WORK REQUIRED:
Give back all of the data exactly. Leave nothing out.

#####

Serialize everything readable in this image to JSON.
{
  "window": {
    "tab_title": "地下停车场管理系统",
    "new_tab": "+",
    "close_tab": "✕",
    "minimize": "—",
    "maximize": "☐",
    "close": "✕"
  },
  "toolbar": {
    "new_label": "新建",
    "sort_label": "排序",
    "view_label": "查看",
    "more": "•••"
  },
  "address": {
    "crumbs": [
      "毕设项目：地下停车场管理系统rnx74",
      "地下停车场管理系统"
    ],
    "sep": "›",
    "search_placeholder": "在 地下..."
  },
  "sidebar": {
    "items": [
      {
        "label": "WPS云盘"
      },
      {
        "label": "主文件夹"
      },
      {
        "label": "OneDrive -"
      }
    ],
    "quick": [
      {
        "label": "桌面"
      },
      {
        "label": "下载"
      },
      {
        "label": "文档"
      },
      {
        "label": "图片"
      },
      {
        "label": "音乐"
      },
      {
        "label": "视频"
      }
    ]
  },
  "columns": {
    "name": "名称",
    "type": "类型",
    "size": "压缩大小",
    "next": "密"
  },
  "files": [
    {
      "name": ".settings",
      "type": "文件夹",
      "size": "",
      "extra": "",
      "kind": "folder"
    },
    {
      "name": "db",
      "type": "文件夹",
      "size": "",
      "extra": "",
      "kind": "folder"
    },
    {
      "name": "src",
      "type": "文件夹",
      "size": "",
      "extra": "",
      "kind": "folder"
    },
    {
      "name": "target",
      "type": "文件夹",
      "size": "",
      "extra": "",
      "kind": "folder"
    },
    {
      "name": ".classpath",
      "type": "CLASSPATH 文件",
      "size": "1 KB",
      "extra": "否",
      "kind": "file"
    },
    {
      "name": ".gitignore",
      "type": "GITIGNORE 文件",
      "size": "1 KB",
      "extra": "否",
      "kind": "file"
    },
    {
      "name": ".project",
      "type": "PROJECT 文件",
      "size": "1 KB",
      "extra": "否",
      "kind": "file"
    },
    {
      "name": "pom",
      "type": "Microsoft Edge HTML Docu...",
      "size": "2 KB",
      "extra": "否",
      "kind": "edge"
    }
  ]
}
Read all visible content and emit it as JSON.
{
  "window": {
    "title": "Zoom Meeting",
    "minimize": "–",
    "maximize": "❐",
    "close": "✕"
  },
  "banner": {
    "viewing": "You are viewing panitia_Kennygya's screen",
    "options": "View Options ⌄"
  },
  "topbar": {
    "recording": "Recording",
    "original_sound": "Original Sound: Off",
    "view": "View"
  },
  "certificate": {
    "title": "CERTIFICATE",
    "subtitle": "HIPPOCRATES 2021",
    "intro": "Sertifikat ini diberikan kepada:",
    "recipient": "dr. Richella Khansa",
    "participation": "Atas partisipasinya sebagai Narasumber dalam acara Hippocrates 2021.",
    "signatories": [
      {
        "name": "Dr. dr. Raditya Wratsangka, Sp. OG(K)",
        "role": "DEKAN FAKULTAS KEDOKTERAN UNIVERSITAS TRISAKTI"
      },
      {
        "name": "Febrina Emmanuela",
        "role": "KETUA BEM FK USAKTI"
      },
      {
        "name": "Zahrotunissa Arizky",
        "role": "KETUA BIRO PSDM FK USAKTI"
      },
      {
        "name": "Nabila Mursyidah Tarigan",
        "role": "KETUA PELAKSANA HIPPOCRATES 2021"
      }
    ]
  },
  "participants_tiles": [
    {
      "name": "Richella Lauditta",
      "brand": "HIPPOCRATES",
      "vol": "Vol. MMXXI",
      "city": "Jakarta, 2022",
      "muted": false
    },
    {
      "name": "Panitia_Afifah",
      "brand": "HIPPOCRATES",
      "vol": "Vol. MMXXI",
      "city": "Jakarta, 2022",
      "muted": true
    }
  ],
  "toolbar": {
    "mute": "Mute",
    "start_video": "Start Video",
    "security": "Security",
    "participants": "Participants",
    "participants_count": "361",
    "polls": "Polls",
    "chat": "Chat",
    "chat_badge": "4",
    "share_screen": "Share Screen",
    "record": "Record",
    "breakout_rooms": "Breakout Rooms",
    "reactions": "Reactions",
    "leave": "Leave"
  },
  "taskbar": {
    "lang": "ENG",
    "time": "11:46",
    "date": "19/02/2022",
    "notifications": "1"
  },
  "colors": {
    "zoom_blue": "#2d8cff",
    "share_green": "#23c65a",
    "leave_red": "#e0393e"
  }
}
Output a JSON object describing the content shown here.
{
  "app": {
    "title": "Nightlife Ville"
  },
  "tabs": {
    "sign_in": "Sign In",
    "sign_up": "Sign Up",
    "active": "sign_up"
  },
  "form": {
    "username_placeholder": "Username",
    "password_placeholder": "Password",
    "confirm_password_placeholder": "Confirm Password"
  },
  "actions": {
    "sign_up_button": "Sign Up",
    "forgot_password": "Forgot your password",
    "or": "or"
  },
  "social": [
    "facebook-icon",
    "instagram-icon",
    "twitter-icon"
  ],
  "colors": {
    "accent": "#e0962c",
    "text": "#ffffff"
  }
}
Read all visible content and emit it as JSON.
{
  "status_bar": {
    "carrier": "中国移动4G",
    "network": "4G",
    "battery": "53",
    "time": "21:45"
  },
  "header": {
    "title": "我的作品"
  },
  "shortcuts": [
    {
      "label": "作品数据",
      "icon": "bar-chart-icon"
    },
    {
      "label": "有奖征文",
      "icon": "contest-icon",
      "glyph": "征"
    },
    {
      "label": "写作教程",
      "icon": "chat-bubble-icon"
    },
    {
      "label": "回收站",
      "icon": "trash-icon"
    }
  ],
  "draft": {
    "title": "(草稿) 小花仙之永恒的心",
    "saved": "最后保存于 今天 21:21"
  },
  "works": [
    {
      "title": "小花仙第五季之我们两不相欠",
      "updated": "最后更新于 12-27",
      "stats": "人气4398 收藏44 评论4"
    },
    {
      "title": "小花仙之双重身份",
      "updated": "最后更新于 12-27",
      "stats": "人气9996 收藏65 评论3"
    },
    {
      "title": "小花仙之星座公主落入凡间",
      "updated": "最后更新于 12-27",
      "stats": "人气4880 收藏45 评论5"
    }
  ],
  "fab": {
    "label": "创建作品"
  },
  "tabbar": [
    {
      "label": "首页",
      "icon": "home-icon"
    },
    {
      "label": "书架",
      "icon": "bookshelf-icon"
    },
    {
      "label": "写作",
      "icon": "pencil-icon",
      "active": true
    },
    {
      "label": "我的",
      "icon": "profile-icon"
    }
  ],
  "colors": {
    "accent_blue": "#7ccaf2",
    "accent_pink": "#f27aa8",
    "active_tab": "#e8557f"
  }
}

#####

ANSWER FOR THE TASK:
Serialize everything readable in this image to JSON.
{
  "window": {
    "tab_title": "地下停车场管理系统",
    "new_tab": "+",
    "close_tab": "✕",
    "minimize": "—",
    "maximize": "☐",
    "close": "✕"
  },
  "toolbar": {
    "new_label": "新建",
    "sort_label": "排序",
    "view_label": "查看",
    "more": "•••"
  },
  "address": {
    "crumbs": [
      "毕设项目：地下停车场管理系统rnx74",
      "地下停车场管理系统"
    ],
    "sep": "›",
    "search_placeholder": "在 地下..."
  },
  "sidebar": {
    "items": [
      {
        "label": "WPS云盘"
      },
      {
        "label": "主文件夹"
      },
      {
        "label": "OneDrive -"
      }
    ],
    "quick": [
      {
        "label": "桌面"
      },
      {
        "label": "下载"
      },
      {
        "label": "文档"
      },
      {
        "label": "图片"
      },
      {
        "label": "音乐"
      },
      {
        "label": "视频"
      }
    ]
  },
  "columns": {
    "name": "名称",
    "type": "类型",
    "size": "压缩大小",
    "next": "密"
  },
  "files": [
    {
      "name": ".settings",
      "type": "文件夹",
      "size": "",
      "extra": "",
      "kind": "folder"
    },
    {
      "name": "db",
      "type": "文件夹",
      "size": "",
      "extra": "",
      "kind": "folder"
    },
    {
      "name": "src",
      "type": "文件夹",
      "size": "",
      "extra": "",
      "kind": "folder"
    },
    {
      "name": "target",
      "type": "文件夹",
      "size": "",
      "extra": "",
      "kind": "folder"
    },
    {
      "name": ".classpath",
      "type": "CLASSPATH 文件",
      "size": "1 KB",
      "extra": "否",
      "kind": "file"
    },
    {
      "name": ".gitignore",
      "type": "GITIGNORE 文件",
      "size": "1 KB",
      "extra": "否",
      "kind": "file"
    },
    {
      "name": ".project",
      "type": "PROJECT 文件",
      "size": "1 KB",
      "extra": "否",
      "kind": "file"
    },
    {
      "name": "pom",
      "type": "Microsoft Edge HTML Docu...",
      "size": "2 KB",
      "extra": "否",
      "kind": "edge"
    }
  ]
}
Read all visible content and emit it as JSON.
{
  "window": {
    "title": "Zoom Meeting",
    "minimize": "–",
    "maximize": "❐",
    "close": "✕"
  },
  "banner": {
    "viewing": "You are viewing panitia_Kennygya's screen",
    "options": "View Options ⌄"
  },
  "topbar": {
    "recording": "Recording",
    "original_sound": "Original Sound: Off",
    "view": "View"
  },
  "certificate": {
    "title": "CERTIFICATE",
    "subtitle": "HIPPOCRATES 2021",
    "intro": "Sertifikat ini diberikan kepada:",
    "recipient": "dr. Richella Khansa",
    "participation": "Atas partisipasinya sebagai Narasumber dalam acara Hippocrates 2021.",
    "signatories": [
      {
        "name": "Dr. dr. Raditya Wratsangka, Sp. OG(K)",
        "role": "DEKAN FAKULTAS KEDOKTERAN UNIVERSITAS TRISAKTI"
      },
      {
        "name": "Febrina Emmanuela",
        "role": "KETUA BEM FK USAKTI"
      },
      {
        "name": "Zahrotunissa Arizky",
        "role": "KETUA BIRO PSDM FK USAKTI"
      },
      {
        "name": "Nabila Mursyidah Tarigan",
        "role": "KETUA PELAKSANA HIPPOCRATES 2021"
      }
    ]
  },
  "participants_tiles": [
    {
      "name": "Richella Lauditta",
      "brand": "HIPPOCRATES",
      "vol": "Vol. MMXXI",
      "city": "Jakarta, 2022",
      "muted": false
    },
    {
      "name": "Panitia_Afifah",
      "brand": "HIPPOCRATES",
      "vol": "Vol. MMXXI",
      "city": "Jakarta, 2022",
      "muted": true
    }
  ],
  "toolbar": {
    "mute": "Mute",
    "start_video": "Start Video",
    "security": "Security",
    "participants": "Participants",
    "participants_count": "361",
    "polls": "Polls",
    "chat": "Chat",
    "chat_badge": "4",
    "share_screen": "Share Screen",
    "record": "Record",
    "breakout_rooms": "Breakout Rooms",
    "reactions": "Reactions",
    "leave": "Leave"
  },
  "taskbar": {
    "lang": "ENG",
    "time": "11:46",
    "date": "19/02/2022",
    "notifications": "1"
  },
  "colors": {
    "zoom_blue": "#2d8cff",
    "share_green": "#23c65a",
    "leave_red": "#e0393e"
  }
}
Output a JSON object describing the content shown here.
{
  "app": {
    "title": "Nightlife Ville"
  },
  "tabs": {
    "sign_in": "Sign In",
    "sign_up": "Sign Up",
    "active": "sign_up"
  },
  "form": {
    "username_placeholder": "Username",
    "password_placeholder": "Password",
    "confirm_password_placeholder": "Confirm Password"
  },
  "actions": {
    "sign_up_button": "Sign Up",
    "forgot_password": "Forgot your password",
    "or": "or"
  },
  "social": [
    "facebook-icon",
    "instagram-icon",
    "twitter-icon"
  ],
  "colors": {
    "accent": "#e0962c",
    "text": "#ffffff"
  }
}
Read all visible content and emit it as JSON.
{
  "status_bar": {
    "carrier": "中国移动4G",
    "network": "4G",
    "battery": "53",
    "time": "21:45"
  },
  "header": {
    "title": "我的作品"
  },
  "shortcuts": [
    {
      "label": "作品数据",
      "icon": "bar-chart-icon"
    },
    {
      "label": "有奖征文",
      "icon": "contest-icon",
      "glyph": "征"
    },
    {
      "label": "写作教程",
      "icon": "chat-bubble-icon"
    },
    {
      "label": "回收站",
      "icon": "trash-icon"
    }
  ],
  "draft": {
    "title": "(草稿) 小花仙之永恒的心",
    "saved": "最后保存于 今天 21:21"
  },
  "works": [
    {
      "title": "小花仙第五季之我们两不相欠",
      "updated": "最后更新于 12-27",
      "stats": "人气4398 收藏44 评论4"
    },
    {
      "title": "小花仙之双重身份",
      "updated": "最后更新于 12-27",
      "stats": "人气9996 收藏65 评论3"
    },
    {
      "title": "小花仙之星座公主落入凡间",
      "updated": "最后更新于 12-27",
      "stats": "人气4880 收藏45 评论5"
    }
  ],
  "fab": {
    "label": "创建作品"
  },
  "tabbar": [
    {
      "label": "首页",
      "icon": "home-icon"
    },
    {
      "label": "书架",
      "icon": "bookshelf-icon"
    },
    {
      "label": "写作",
      "icon": "pencil-icon",
      "active": true
    },
    {
      "label": "我的",
      "icon": "profile-icon"
    }
  ],
  "colors": {
    "accent_blue": "#7ccaf2",
    "accent_pink": "#f27aa8",
    "active_tab": "#e8557f"
  }
}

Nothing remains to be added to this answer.